##### DATASET EXCERPTS #####

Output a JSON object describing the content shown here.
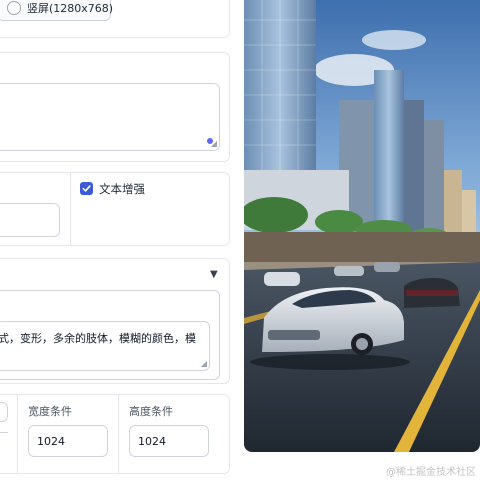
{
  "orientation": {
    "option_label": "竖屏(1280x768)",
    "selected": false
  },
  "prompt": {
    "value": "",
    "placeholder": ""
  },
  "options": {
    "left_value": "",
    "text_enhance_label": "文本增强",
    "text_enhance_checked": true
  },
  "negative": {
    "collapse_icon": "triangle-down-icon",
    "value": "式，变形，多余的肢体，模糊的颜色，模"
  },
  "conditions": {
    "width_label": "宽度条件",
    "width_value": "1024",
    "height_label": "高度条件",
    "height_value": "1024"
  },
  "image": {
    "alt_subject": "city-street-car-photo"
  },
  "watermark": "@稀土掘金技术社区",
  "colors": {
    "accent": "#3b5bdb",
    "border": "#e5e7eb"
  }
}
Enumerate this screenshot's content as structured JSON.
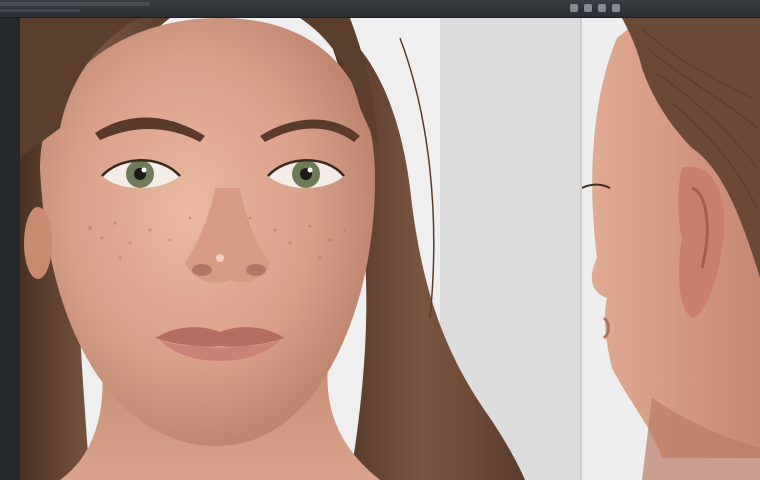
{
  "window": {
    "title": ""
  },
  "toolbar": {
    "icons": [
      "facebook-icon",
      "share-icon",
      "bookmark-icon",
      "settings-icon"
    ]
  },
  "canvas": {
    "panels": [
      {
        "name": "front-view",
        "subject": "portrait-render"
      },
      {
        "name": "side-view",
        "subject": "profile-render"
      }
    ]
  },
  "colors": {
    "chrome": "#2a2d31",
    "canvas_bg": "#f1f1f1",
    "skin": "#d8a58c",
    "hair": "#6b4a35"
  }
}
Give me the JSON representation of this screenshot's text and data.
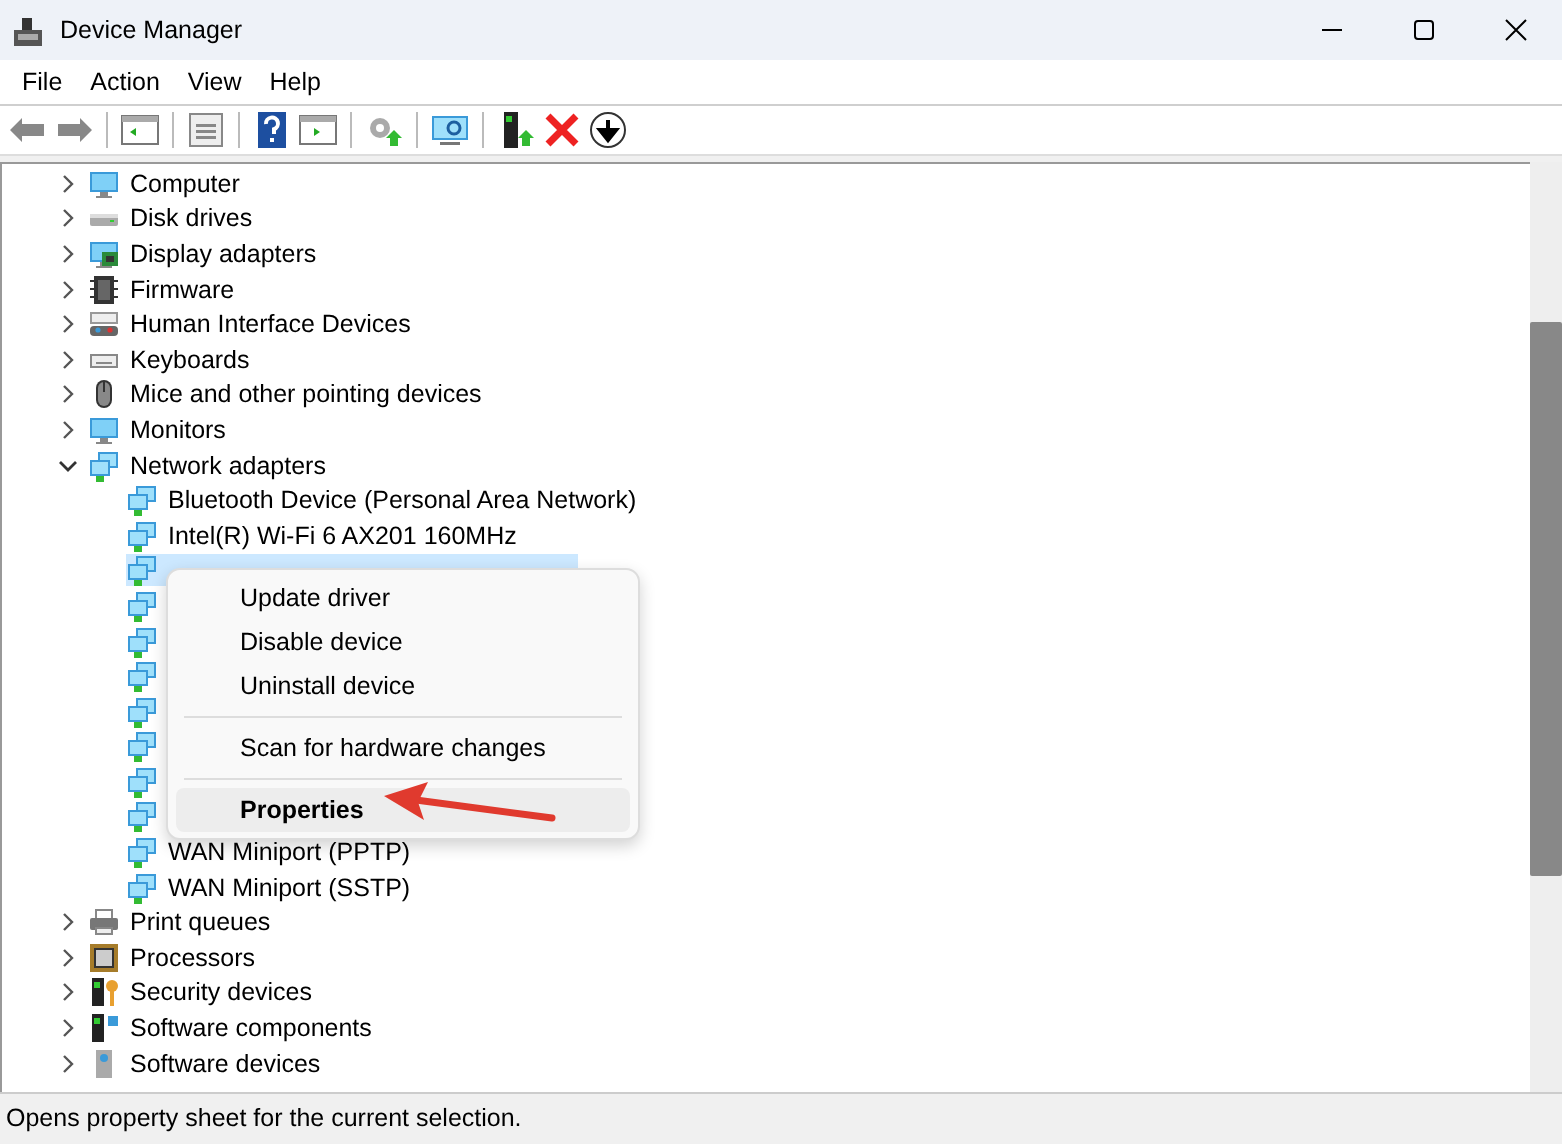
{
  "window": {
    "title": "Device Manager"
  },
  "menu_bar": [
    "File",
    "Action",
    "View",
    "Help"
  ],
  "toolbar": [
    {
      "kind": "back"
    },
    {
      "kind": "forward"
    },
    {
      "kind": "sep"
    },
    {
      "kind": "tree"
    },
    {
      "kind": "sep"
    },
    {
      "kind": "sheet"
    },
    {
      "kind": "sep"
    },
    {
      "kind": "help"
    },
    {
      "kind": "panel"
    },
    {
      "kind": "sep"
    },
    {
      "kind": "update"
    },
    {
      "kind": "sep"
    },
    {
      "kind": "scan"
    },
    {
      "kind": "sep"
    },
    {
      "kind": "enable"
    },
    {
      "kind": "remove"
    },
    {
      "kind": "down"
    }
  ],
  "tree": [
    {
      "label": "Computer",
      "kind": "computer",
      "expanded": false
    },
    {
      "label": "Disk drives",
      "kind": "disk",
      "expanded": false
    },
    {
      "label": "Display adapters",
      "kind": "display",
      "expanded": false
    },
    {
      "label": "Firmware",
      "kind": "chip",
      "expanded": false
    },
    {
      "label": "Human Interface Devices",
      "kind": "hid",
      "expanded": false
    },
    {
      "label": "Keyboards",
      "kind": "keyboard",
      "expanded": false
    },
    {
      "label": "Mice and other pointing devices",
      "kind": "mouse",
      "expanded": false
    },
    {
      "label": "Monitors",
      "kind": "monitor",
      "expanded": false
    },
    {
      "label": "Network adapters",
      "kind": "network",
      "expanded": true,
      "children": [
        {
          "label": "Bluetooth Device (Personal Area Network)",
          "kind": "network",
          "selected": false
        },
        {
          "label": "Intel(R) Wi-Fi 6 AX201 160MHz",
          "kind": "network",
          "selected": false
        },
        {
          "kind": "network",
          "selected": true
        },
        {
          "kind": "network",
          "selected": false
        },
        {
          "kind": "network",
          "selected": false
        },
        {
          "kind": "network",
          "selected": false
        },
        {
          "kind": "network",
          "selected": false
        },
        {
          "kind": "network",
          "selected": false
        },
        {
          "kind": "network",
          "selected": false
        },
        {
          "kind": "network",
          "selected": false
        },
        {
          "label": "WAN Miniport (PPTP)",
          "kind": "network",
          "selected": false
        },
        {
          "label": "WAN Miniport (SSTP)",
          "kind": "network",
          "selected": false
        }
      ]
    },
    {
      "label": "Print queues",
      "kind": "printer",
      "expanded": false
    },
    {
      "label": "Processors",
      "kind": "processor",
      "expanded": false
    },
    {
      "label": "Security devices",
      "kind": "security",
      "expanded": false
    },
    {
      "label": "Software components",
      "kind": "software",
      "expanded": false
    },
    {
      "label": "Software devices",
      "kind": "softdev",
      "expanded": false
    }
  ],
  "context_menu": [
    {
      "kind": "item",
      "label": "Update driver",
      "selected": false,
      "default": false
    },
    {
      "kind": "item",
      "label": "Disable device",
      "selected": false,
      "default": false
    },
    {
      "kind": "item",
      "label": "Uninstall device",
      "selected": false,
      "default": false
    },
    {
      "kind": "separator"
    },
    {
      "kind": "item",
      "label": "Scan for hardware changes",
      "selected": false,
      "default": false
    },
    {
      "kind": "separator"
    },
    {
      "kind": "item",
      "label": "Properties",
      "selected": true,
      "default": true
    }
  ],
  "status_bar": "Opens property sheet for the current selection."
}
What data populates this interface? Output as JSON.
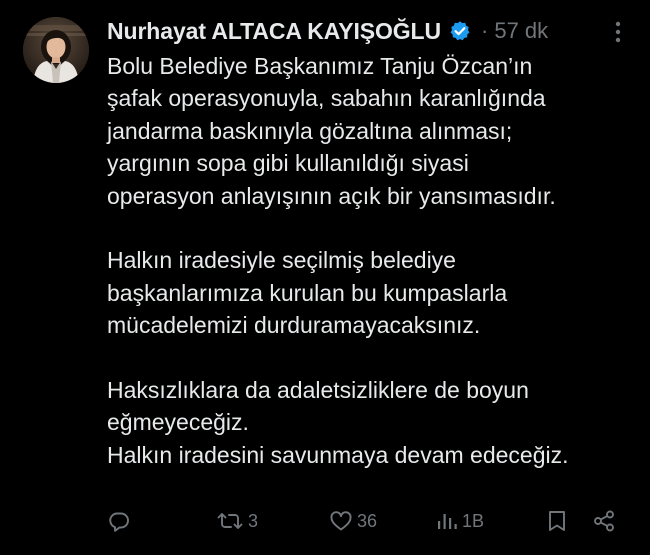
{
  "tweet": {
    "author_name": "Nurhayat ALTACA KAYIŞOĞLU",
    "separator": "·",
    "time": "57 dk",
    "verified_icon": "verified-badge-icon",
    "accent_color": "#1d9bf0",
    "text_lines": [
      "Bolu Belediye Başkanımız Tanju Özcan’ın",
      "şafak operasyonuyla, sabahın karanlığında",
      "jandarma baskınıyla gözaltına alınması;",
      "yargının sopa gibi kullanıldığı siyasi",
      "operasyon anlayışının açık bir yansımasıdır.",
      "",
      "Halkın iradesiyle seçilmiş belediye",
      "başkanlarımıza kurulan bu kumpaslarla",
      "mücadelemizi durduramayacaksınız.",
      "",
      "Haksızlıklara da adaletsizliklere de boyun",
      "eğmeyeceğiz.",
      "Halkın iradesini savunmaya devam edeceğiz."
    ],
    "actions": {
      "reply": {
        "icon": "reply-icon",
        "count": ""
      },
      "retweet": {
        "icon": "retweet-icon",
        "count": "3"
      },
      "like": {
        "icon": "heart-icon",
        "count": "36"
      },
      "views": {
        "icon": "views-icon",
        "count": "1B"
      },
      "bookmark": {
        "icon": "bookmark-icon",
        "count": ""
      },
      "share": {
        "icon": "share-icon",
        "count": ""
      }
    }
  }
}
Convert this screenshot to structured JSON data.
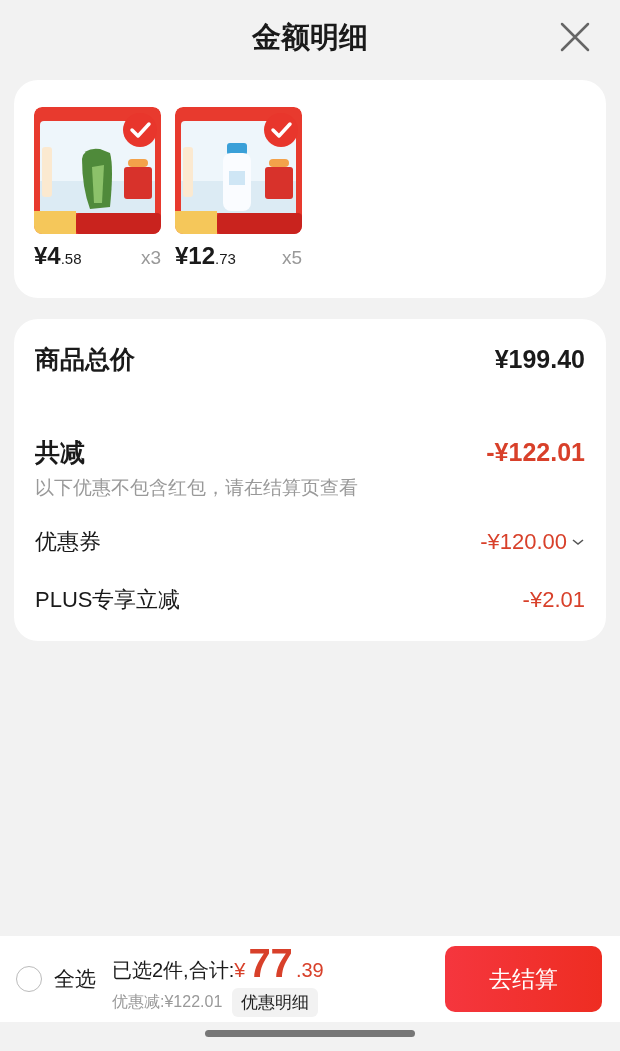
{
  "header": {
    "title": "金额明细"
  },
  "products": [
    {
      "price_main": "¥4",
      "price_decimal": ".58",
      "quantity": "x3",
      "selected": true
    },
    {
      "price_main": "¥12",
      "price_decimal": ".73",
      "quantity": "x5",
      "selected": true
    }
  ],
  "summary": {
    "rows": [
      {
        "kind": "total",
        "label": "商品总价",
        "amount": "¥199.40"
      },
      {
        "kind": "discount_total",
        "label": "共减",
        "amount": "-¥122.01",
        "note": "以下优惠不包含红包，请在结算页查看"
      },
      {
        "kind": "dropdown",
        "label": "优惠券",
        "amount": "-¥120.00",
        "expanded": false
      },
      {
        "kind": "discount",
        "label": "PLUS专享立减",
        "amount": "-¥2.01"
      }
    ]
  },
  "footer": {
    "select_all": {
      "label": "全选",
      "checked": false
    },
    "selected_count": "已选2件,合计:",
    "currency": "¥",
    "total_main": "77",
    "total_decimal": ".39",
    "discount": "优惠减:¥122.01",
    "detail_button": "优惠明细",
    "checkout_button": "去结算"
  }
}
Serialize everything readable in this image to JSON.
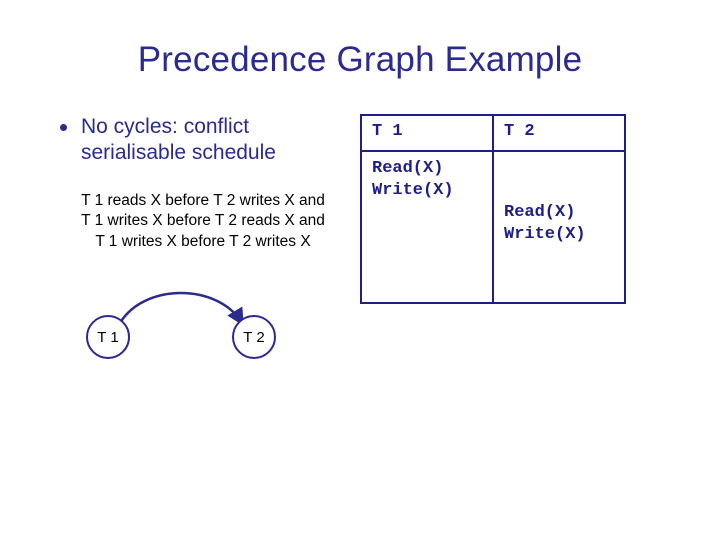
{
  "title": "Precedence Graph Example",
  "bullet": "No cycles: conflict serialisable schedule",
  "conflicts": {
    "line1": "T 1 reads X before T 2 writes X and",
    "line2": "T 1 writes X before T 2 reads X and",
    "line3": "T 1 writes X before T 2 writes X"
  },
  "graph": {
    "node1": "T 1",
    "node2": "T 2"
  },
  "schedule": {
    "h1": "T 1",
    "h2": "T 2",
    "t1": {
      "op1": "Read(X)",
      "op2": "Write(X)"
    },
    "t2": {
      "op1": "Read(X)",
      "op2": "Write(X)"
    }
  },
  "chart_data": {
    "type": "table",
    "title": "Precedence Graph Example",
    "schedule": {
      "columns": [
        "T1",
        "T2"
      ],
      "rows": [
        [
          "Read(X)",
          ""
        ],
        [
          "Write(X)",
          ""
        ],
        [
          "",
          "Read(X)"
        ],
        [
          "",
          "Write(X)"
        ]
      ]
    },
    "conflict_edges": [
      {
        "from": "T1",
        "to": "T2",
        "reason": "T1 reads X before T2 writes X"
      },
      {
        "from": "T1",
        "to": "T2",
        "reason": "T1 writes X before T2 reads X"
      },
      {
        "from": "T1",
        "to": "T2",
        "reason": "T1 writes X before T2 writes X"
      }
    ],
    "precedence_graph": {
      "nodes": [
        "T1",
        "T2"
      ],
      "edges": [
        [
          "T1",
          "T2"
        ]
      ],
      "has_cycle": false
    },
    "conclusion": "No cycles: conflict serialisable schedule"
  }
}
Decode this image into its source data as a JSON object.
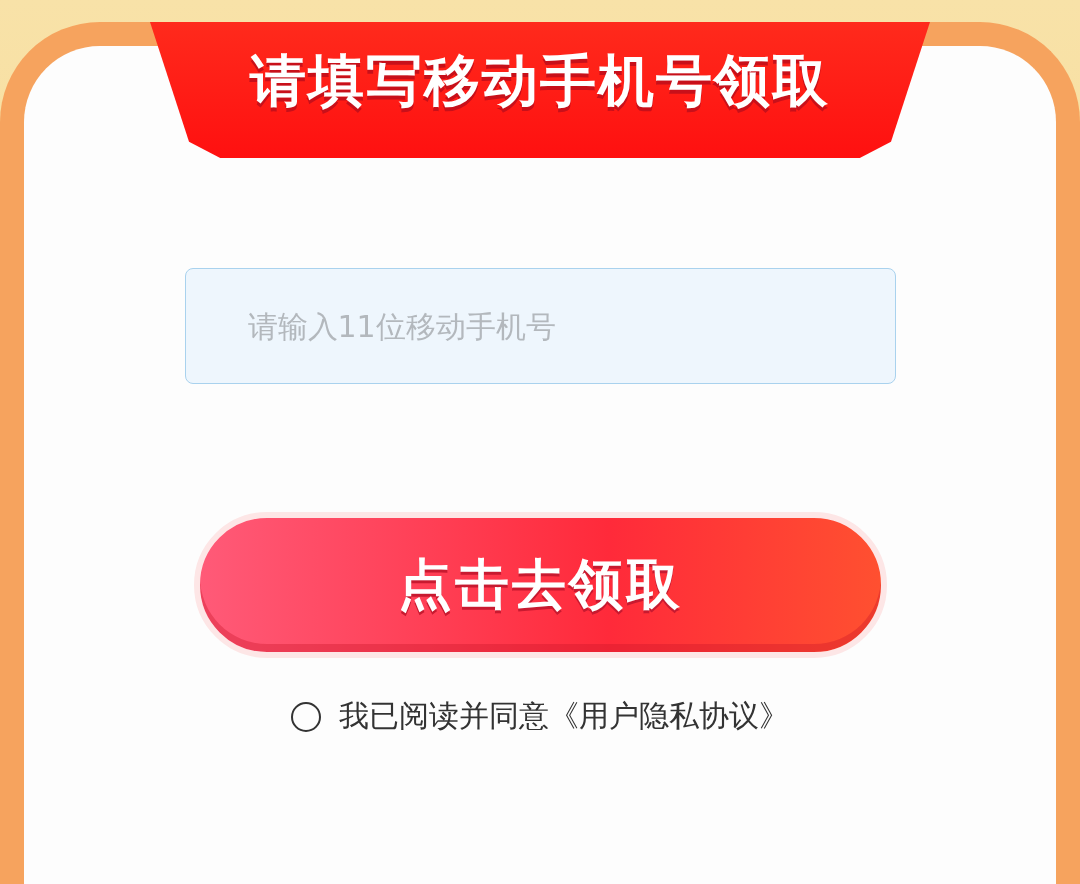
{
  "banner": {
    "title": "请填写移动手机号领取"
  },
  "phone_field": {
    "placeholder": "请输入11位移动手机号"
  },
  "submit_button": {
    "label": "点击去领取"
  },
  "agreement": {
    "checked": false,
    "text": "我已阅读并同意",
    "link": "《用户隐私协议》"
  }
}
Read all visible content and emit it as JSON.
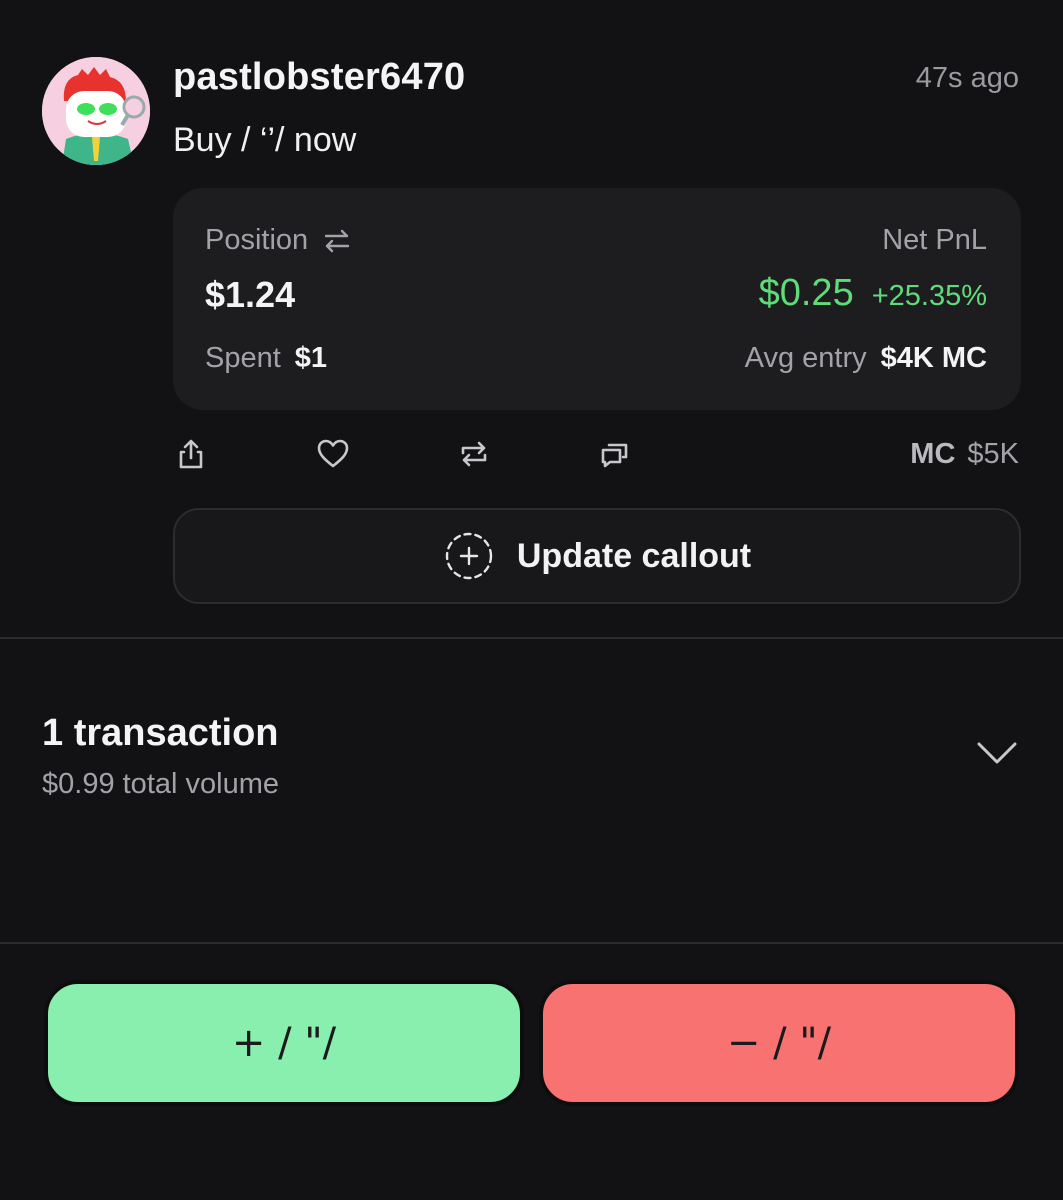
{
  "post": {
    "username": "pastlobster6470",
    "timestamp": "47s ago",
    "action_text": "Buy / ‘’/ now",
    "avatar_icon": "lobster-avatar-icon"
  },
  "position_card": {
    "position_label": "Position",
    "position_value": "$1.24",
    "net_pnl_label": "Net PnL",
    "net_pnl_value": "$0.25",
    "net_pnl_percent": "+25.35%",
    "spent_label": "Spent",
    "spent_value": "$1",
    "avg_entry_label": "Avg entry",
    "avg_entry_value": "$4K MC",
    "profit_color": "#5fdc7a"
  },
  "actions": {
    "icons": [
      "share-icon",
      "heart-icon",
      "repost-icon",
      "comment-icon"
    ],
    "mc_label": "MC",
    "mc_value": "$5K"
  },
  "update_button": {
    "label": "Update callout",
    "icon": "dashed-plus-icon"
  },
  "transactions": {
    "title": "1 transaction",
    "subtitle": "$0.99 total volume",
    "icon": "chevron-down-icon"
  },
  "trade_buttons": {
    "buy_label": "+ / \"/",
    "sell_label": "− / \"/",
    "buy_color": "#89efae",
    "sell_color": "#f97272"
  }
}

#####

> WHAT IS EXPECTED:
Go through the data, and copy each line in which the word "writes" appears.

> RESPONSE:
    "line1": "T 1 reads X before T 2 writes X and",
    "line2": "T 1 writes X before T 2 reads X and",
    "line3": "T 1 writes X before T 2 writes X"
        "reason": "T1 reads X before T2 writes X"
        "reason": "T1 writes X before T2 reads X"
        "reason": "T1 writes X before T2 writes X"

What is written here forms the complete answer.